Taylor did not attend Luria’s town hall meeting. Reached in Bogotá, Colombia, where he spoke at a conservative conference, he said it was “disgusting” for Luria to use her military credentials to justify her decision.
“It’s irresponsible, it’s divisive, and it tells her voters that their votes are irrelevant,” Taylor said.
Across her district, people who weren’t burned out on Washington controversy had polarized views on Trump’s impeachment. Behind the cash register at a store selling flip flops near the Virginia Beach boardwalk, Janae DeSantis, a single mother and personal trainer, said she had stopped watching politics, just as she had her favorite reality TV shows.
“As long as it keeps getting popular ratings, they will keep it around,” she said of the impeachment frenzy. “ ‘American Idol’ is still playing and that should have been off the air years ago.”
In York County, the most Republican part of the district, people were quicker to criticize Biden, Pelosi, or House Intelligence Committee Chairman Adam Schiff than Trump.
Junior Cox, 73, owns Coxton’s Gold Team Collision Center body shop, one of the businesses to which Luria paid a surprise visit on Thursday. He said he did not talk with her about impeachment, but he was vehemently opposed to her decision on it. “All they do is scream and fight,” he said of Democrats and the impeachment inquiry. “They’re haters.”
But plenty of impeachment backers turned out at Luria’s town hall to show their support for her call for an inquiry, including some who had wanted her to do it earlier. Carol White, 73; Debbie Polak, 65; and Patti Wilson, 67, said they knocked on doors and registered voters in the 2018 campaign, and remained hopeful Luria will hold on to her seat.

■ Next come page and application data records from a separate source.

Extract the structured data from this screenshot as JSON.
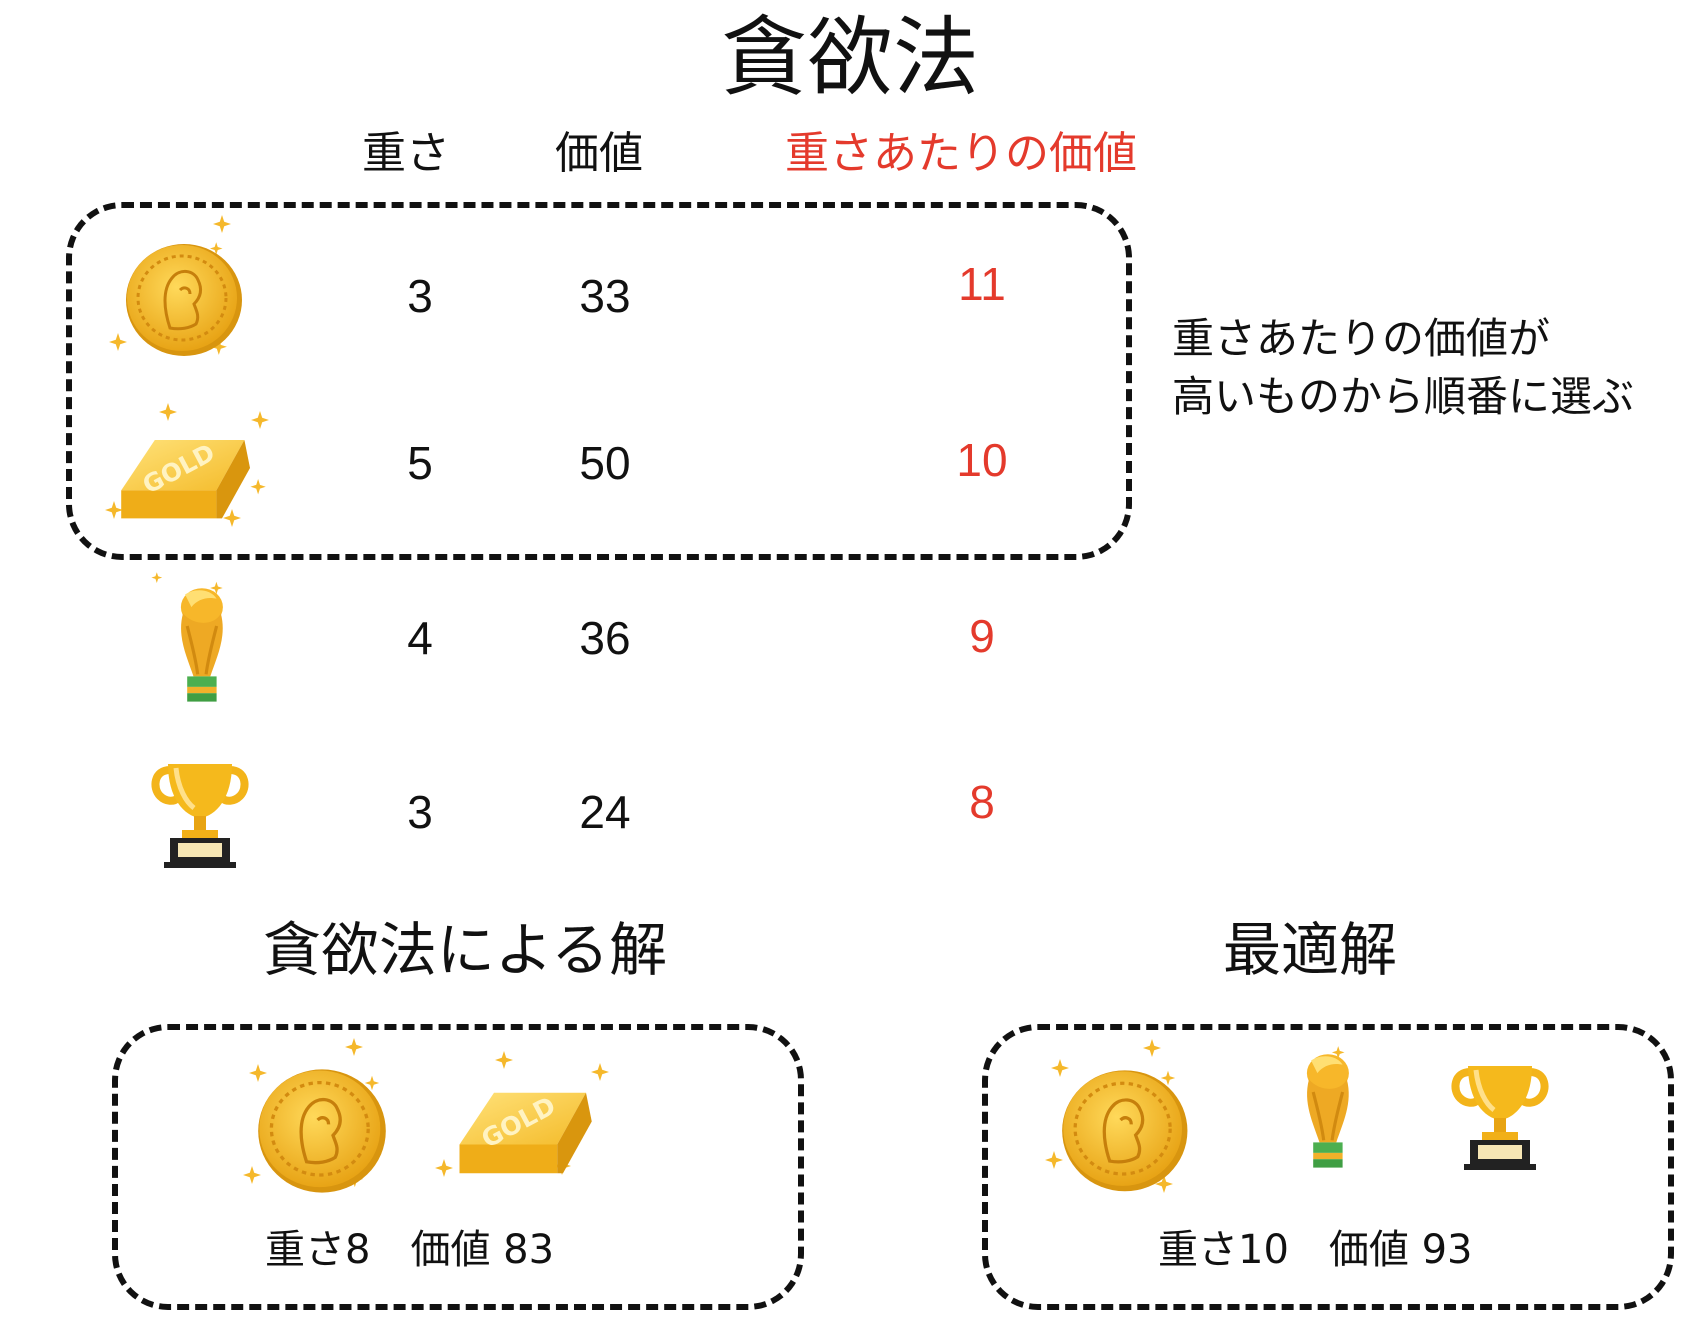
{
  "title": "貪欲法",
  "columns": {
    "weight": "重さ",
    "value": "価値",
    "ratio": "重さあたりの価値"
  },
  "items": [
    {
      "icon": "gold-coin-icon",
      "weight": "3",
      "value": "33",
      "ratio": "11"
    },
    {
      "icon": "gold-bar-icon",
      "weight": "5",
      "value": "50",
      "ratio": "10"
    },
    {
      "icon": "world-cup-trophy-icon",
      "weight": "4",
      "value": "36",
      "ratio": "9"
    },
    {
      "icon": "trophy-cup-icon",
      "weight": "3",
      "value": "24",
      "ratio": "8"
    }
  ],
  "note": {
    "line1": "重さあたりの価値が",
    "line2": "高いものから順番に選ぶ"
  },
  "greedy": {
    "heading": "貪欲法による解",
    "summary": "重さ8　価値 83",
    "icons": [
      "gold-coin-icon",
      "gold-bar-icon"
    ]
  },
  "optimal": {
    "heading": "最適解",
    "summary": "重さ10　価値 93",
    "icons": [
      "gold-coin-icon",
      "world-cup-trophy-icon",
      "trophy-cup-icon"
    ]
  },
  "colors": {
    "accent": "#e43a2c",
    "gold": "#f2b418",
    "dash": "#111111"
  }
}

“We have even more respect for her now,” Polak said.
Jazmine Ulloa can be reached at email@example.com.